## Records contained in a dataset
__________

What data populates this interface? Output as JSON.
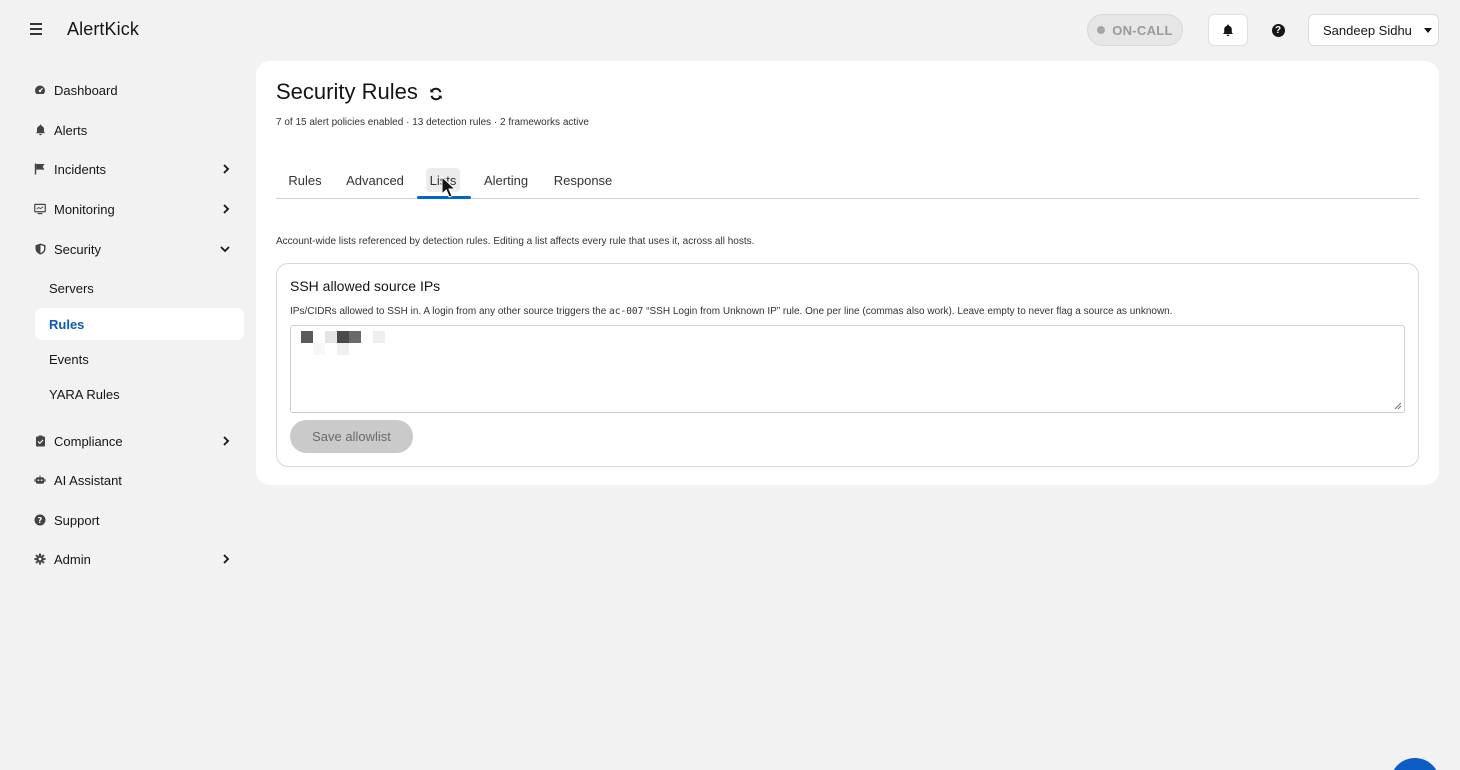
{
  "header": {
    "brand": "AlertKick",
    "oncall_label": "ON-CALL",
    "user_name": "Sandeep Sidhu"
  },
  "sidebar": {
    "items": [
      {
        "label": "Dashboard",
        "icon": "dashboard-icon"
      },
      {
        "label": "Alerts",
        "icon": "bell-icon"
      },
      {
        "label": "Incidents",
        "icon": "flag-icon"
      },
      {
        "label": "Monitoring",
        "icon": "monitor-icon"
      },
      {
        "label": "Security",
        "icon": "shield-icon"
      },
      {
        "label": "Compliance",
        "icon": "clipboard-icon"
      },
      {
        "label": "AI Assistant",
        "icon": "robot-icon"
      },
      {
        "label": "Support",
        "icon": "help-circle-icon"
      },
      {
        "label": "Admin",
        "icon": "gear-icon"
      }
    ],
    "security_subitems": [
      "Servers",
      "Rules",
      "Events",
      "YARA Rules"
    ],
    "active_subitem": "Rules"
  },
  "main": {
    "title": "Security Rules",
    "summary": "7 of 15 alert policies enabled · 13 detection rules · 2 frameworks active",
    "tabs": [
      "Rules",
      "Advanced",
      "Lists",
      "Alerting",
      "Response"
    ],
    "active_tab": "Lists",
    "description": "Account-wide lists referenced by detection rules. Editing a list affects every rule that uses it, across all hosts.",
    "panel": {
      "title": "SSH allowed source IPs",
      "help_prefix": "IPs/CIDRs allowed to SSH in. A login from any other source triggers the",
      "help_code": "ac-007",
      "help_suffix": "“SSH Login from Unknown IP” rule. One per line (commas also work). Leave empty to never flag a source as unknown.",
      "save_label": "Save allowlist"
    }
  },
  "colors": {
    "accent": "#0066cc",
    "active_nav_text": "#0b5cb8",
    "background": "#f2f2f2",
    "card": "#ffffff"
  }
}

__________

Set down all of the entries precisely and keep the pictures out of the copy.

## Task result
What data populates this interface? Output as JSON.
{
  "header": {
    "brand": "AlertKick",
    "oncall_label": "ON-CALL",
    "user_name": "Sandeep Sidhu"
  },
  "sidebar": {
    "items": [
      {
        "label": "Dashboard",
        "icon": "dashboard-icon"
      },
      {
        "label": "Alerts",
        "icon": "bell-icon"
      },
      {
        "label": "Incidents",
        "icon": "flag-icon"
      },
      {
        "label": "Monitoring",
        "icon": "monitor-icon"
      },
      {
        "label": "Security",
        "icon": "shield-icon"
      },
      {
        "label": "Compliance",
        "icon": "clipboard-icon"
      },
      {
        "label": "AI Assistant",
        "icon": "robot-icon"
      },
      {
        "label": "Support",
        "icon": "help-circle-icon"
      },
      {
        "label": "Admin",
        "icon": "gear-icon"
      }
    ],
    "security_subitems": [
      "Servers",
      "Rules",
      "Events",
      "YARA Rules"
    ],
    "active_subitem": "Rules"
  },
  "main": {
    "title": "Security Rules",
    "summary": "7 of 15 alert policies enabled · 13 detection rules · 2 frameworks active",
    "tabs": [
      "Rules",
      "Advanced",
      "Lists",
      "Alerting",
      "Response"
    ],
    "active_tab": "Lists",
    "description": "Account-wide lists referenced by detection rules. Editing a list affects every rule that uses it, across all hosts.",
    "panel": {
      "title": "SSH allowed source IPs",
      "help_prefix": "IPs/CIDRs allowed to SSH in. A login from any other source triggers the",
      "help_code": "ac-007",
      "help_suffix": "“SSH Login from Unknown IP” rule. One per line (commas also work). Leave empty to never flag a source as unknown.",
      "save_label": "Save allowlist"
    }
  },
  "colors": {
    "accent": "#0066cc",
    "active_nav_text": "#0b5cb8",
    "background": "#f2f2f2",
    "card": "#ffffff"
  }
}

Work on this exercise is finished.